After the terrorist attacks on New York and Washington, some have asked whether the West hadn’t sown the seeds of its own destruction. That’s not a new idea: A hundred years ago, Robert W. Coles wrote a novel called The Struggle for Empire in which Anglo-Saxons conquer the world by destroying or absorbing all other races. Triumphant and enraptured by technology, the Anglo-Saxons invent flying machines and encounter a race of aliens called Sirians. The Anglo-Saxons bomb Sirian city after Sirian city until the aliens surrender unconditionally. In 1923, Anderson Graham’s novel The Collapse of Homo Sapiens has Africans and Asians stealing atomic secrets and bombing the Anglo-Saxons back to the Stone Age.
It’s suddenly difficult to dismiss such predictions from fantasy novels. The West has bombed Arab lands, not to mention African and Asian, and is doing so again. Arab militants have meted out what they may or may not see as a first strike, and will doubtless try for more, maybe next time with true weapons of mass destruction.
In A History of Bombing, published before the September 11 attacks on America, we learn that the first time airplanes were ever used for a bombing mission, they were used by Europeans to bomb Arabs. In 1911 Italian aviators dropped grenades on nomadic camps in the desert of Tripoli, in North Africa. Newspaper reports recorded the effect on the ground: “Noncombatants, young and old, were slaughtered ruthlessly, without compunction and without shame.” The Italian air command reported that the bombs had “a wonderful effect on the morale of the Arabs.” Seeing the effectiveness of aerial bombardment, other European powers quickly followed suit. Between 1915 and 1920 Britain bombed Arab towns and villages in Egypt, Transjordan, Iran, Iraq and Afghanistan–all this three-quarters of a century before the Gulf War. So perhaps it shouldn’t be a big surprise if the morale of the Arabs has returned to haunt us.
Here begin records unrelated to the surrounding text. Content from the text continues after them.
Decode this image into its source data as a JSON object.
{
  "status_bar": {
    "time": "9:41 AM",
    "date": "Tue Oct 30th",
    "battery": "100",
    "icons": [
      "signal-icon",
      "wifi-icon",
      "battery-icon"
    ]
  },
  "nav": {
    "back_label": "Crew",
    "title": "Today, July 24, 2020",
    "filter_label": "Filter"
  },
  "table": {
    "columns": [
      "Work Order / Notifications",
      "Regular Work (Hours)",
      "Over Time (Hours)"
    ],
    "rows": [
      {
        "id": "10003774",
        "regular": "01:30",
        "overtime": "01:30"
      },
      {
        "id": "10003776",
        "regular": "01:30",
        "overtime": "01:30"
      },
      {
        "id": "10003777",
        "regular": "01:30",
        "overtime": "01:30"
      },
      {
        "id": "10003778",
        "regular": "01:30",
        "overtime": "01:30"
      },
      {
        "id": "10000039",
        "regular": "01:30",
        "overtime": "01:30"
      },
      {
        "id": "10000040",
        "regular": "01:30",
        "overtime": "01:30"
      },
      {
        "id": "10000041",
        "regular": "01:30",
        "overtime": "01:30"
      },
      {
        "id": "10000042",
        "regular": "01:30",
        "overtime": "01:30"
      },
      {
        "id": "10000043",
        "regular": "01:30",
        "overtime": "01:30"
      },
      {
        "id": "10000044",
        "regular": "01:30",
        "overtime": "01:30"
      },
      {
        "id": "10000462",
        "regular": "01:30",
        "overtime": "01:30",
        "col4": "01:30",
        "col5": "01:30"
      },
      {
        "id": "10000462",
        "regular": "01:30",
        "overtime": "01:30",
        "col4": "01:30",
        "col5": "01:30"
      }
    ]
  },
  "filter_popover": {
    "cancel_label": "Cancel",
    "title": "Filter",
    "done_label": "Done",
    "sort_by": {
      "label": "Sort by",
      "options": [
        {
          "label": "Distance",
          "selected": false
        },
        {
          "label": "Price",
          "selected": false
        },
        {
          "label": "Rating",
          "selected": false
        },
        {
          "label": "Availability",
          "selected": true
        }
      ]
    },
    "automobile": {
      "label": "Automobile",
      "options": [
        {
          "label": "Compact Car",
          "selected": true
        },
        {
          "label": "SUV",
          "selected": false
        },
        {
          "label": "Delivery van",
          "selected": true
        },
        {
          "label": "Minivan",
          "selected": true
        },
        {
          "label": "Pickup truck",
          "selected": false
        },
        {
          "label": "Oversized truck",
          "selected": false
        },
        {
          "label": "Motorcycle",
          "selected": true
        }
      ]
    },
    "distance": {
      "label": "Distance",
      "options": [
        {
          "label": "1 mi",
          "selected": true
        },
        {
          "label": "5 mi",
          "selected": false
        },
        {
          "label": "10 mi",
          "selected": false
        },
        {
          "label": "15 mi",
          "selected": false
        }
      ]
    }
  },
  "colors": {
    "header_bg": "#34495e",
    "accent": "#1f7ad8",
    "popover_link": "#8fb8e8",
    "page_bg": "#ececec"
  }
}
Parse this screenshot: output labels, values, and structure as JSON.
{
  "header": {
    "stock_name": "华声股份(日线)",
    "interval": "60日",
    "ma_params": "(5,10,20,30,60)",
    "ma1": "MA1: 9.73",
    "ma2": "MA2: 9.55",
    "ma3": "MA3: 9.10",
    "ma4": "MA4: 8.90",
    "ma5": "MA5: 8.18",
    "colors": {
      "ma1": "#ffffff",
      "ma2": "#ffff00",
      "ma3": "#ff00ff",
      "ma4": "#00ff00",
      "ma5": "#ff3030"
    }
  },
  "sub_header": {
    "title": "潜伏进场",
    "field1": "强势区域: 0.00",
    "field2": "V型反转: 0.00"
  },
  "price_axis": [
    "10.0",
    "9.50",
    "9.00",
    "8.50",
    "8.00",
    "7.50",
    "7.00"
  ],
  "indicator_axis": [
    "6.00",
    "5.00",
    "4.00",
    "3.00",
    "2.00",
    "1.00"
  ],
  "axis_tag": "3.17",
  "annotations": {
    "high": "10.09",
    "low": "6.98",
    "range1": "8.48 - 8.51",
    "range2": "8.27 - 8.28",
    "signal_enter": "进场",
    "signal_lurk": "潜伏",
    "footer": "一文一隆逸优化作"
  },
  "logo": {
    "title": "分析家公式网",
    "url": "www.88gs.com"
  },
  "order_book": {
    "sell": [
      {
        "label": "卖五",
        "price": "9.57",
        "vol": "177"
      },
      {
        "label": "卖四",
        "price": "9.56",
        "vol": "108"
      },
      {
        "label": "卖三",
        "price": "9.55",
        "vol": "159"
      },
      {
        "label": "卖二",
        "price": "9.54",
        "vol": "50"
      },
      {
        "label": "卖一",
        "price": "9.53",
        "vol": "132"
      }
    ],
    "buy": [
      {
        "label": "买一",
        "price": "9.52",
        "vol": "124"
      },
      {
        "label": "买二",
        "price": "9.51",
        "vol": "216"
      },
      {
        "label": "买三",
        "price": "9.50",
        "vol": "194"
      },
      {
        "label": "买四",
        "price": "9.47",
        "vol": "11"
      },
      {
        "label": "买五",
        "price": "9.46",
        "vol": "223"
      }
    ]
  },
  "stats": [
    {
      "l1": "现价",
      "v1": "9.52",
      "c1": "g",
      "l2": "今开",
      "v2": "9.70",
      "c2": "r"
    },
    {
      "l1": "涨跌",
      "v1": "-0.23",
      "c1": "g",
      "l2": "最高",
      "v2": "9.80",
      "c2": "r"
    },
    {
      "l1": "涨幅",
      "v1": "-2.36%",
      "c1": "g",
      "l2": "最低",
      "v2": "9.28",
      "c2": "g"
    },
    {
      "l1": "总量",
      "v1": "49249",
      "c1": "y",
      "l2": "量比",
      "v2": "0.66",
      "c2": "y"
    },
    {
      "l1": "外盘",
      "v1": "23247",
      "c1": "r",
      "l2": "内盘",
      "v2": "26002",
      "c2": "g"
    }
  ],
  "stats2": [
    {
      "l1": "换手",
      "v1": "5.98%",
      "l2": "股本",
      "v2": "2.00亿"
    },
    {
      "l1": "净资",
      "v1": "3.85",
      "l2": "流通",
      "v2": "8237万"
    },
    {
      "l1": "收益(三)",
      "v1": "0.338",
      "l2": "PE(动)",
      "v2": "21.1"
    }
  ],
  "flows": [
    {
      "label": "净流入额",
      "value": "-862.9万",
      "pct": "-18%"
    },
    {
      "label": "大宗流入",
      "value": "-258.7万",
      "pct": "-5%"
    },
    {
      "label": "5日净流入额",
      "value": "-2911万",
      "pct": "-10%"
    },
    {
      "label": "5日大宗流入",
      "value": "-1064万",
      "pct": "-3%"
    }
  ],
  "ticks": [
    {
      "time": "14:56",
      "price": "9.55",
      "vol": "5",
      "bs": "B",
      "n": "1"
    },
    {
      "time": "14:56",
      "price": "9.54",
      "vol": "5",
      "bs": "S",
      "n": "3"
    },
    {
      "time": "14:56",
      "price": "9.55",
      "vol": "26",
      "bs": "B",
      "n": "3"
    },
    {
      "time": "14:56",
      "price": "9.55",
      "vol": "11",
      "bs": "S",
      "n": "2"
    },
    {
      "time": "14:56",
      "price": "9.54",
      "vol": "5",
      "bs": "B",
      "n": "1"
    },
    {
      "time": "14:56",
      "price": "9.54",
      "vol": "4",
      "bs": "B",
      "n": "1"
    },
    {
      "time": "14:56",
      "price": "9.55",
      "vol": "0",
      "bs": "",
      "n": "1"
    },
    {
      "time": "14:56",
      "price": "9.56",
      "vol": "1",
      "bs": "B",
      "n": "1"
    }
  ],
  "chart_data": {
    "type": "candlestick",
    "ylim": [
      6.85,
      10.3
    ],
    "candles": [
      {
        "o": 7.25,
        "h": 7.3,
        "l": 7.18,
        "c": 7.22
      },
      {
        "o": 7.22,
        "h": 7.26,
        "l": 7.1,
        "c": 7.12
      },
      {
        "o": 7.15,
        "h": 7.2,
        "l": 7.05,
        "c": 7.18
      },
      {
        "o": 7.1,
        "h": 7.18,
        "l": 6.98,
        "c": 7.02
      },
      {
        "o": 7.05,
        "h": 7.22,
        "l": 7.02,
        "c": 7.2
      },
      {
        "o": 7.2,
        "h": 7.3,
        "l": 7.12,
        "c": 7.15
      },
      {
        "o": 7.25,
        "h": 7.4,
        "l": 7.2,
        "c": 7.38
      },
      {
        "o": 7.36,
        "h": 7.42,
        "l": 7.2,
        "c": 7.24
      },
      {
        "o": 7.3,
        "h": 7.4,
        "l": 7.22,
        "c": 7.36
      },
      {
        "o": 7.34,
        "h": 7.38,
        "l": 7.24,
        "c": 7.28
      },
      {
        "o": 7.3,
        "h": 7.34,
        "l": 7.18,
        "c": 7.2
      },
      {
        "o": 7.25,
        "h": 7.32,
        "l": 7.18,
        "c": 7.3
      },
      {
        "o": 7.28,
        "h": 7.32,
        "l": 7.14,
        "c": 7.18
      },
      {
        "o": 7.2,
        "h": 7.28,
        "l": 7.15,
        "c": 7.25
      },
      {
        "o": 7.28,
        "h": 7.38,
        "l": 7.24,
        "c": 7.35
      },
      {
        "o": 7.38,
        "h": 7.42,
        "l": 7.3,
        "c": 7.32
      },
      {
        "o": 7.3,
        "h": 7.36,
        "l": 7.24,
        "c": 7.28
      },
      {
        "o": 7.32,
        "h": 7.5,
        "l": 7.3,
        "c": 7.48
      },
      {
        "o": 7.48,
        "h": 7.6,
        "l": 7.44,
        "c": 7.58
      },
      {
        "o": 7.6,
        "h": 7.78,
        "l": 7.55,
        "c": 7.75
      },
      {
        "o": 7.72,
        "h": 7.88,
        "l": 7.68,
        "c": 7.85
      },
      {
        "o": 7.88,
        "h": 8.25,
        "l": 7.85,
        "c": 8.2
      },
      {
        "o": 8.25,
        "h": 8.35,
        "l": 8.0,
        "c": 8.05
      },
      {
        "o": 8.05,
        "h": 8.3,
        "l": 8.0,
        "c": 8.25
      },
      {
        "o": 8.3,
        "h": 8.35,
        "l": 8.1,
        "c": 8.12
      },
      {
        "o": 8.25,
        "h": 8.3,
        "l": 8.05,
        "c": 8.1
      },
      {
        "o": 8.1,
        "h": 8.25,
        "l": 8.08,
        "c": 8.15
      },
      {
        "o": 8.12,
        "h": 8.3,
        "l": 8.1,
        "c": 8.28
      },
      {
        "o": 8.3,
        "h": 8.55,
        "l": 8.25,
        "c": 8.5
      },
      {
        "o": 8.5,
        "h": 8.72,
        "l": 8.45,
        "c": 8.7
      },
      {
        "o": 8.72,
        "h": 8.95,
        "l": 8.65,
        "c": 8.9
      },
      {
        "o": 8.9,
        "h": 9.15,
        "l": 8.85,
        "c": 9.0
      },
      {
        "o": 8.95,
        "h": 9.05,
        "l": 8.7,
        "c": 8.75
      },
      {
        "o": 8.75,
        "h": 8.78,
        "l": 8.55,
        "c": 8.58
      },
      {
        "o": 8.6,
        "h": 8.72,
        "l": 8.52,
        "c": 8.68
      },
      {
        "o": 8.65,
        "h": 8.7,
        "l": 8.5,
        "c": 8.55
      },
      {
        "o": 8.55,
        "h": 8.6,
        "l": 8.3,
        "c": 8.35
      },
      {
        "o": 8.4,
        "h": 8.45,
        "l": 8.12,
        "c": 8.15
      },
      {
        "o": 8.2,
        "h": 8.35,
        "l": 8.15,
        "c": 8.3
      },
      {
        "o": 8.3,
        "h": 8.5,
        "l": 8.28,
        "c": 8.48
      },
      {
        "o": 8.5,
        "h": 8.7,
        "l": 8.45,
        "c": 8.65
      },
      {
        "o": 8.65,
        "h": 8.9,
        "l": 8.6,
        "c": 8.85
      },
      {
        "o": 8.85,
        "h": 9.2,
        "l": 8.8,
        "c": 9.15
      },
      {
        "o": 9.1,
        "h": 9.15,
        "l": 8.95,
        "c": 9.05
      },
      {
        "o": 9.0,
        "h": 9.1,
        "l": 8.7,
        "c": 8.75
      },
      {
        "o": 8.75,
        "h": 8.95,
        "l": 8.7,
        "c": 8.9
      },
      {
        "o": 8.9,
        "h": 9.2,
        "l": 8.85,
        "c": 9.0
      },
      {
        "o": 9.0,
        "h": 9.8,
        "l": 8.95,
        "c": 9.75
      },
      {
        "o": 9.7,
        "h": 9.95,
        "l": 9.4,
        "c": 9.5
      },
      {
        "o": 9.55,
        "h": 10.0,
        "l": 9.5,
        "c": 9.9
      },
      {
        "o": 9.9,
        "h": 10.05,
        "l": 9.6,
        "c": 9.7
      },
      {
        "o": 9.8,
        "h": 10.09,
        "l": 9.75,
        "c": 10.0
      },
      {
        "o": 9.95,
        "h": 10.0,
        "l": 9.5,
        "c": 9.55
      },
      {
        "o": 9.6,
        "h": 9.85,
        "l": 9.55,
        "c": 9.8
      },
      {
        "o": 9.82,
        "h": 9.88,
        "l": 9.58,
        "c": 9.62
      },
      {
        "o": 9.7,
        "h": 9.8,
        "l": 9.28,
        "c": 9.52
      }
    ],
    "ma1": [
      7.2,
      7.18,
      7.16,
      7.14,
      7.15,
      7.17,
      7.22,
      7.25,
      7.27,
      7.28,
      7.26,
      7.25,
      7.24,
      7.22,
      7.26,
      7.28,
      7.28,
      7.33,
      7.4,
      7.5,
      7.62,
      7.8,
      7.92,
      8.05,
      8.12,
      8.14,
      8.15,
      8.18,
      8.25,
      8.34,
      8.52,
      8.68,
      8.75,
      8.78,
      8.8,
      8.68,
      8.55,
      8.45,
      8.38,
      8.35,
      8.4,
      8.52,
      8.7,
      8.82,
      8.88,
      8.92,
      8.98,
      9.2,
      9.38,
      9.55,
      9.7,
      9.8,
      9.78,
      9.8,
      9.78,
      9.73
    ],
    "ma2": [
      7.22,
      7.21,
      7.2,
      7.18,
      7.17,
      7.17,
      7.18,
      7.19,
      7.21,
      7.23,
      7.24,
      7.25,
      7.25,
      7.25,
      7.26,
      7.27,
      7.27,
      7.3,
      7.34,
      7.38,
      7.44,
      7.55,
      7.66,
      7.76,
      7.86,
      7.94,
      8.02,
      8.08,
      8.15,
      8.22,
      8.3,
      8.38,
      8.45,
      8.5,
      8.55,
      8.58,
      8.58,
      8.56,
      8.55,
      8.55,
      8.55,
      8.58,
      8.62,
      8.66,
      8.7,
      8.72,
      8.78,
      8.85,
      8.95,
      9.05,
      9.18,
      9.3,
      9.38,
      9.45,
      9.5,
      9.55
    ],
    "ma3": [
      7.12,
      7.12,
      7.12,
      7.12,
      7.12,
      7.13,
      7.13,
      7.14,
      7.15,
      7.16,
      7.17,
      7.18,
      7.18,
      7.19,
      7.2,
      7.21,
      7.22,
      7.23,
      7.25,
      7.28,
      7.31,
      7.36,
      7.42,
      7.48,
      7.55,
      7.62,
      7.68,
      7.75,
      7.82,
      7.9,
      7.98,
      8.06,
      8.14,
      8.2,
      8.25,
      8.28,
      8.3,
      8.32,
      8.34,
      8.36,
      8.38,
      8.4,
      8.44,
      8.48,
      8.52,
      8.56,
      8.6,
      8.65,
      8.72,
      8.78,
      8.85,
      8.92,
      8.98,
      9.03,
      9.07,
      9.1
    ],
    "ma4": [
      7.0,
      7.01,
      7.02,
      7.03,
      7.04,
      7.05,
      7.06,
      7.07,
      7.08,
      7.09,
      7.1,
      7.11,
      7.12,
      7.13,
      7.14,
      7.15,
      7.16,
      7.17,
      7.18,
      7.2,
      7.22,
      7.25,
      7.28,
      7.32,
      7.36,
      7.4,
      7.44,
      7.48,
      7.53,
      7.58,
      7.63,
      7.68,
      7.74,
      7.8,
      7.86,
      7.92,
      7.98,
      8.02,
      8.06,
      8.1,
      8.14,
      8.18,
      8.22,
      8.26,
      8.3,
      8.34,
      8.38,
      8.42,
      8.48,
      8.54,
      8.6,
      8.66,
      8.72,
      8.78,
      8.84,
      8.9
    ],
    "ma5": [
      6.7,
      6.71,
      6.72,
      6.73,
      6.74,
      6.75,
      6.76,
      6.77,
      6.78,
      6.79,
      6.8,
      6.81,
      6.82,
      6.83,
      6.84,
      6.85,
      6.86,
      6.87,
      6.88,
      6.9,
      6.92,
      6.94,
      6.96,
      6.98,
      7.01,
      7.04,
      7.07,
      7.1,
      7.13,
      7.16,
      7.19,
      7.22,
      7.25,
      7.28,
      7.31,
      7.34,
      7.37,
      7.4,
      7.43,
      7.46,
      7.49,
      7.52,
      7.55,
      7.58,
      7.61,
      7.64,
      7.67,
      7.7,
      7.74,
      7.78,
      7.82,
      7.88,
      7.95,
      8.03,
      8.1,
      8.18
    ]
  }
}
But what does this prove? For Sven Lindqvist, the author of A History of Bombing, it suggests that white Westerners were the first to use airplanes and bombs for terrorism, and that racism was the reason they did. Lindqvist is partly wrong about this. But in a more horrifying way–which has nothing to do with racism–he’s also partly right.
Most people blame the Germans for the Holocaust. Lindqvist, a Swedish scholar and journalist, first made a name for himself by pointing the finger elsewhere. In a short travelogue called Exterminate All the Brutes, penned from the Sahara Desert and published in English in 1996, Lindqvist leveled his gaze in an unexpected direction–at the British, the Americans, the Spaniards, the Belgians. Lindqvist noted that these countries were the first colonial expansionists, the first to invent the idea of inferior races. They condoned genocide in Africa and the Americas well before Auschwitz. The Germans didn’t have much in the way of colonies abroad. When the Germans started exterminating a local gypsy tribe called the Jews to make room for German expansion, they were just trying to keep up with their European neighbors, at least according to Lindqvist.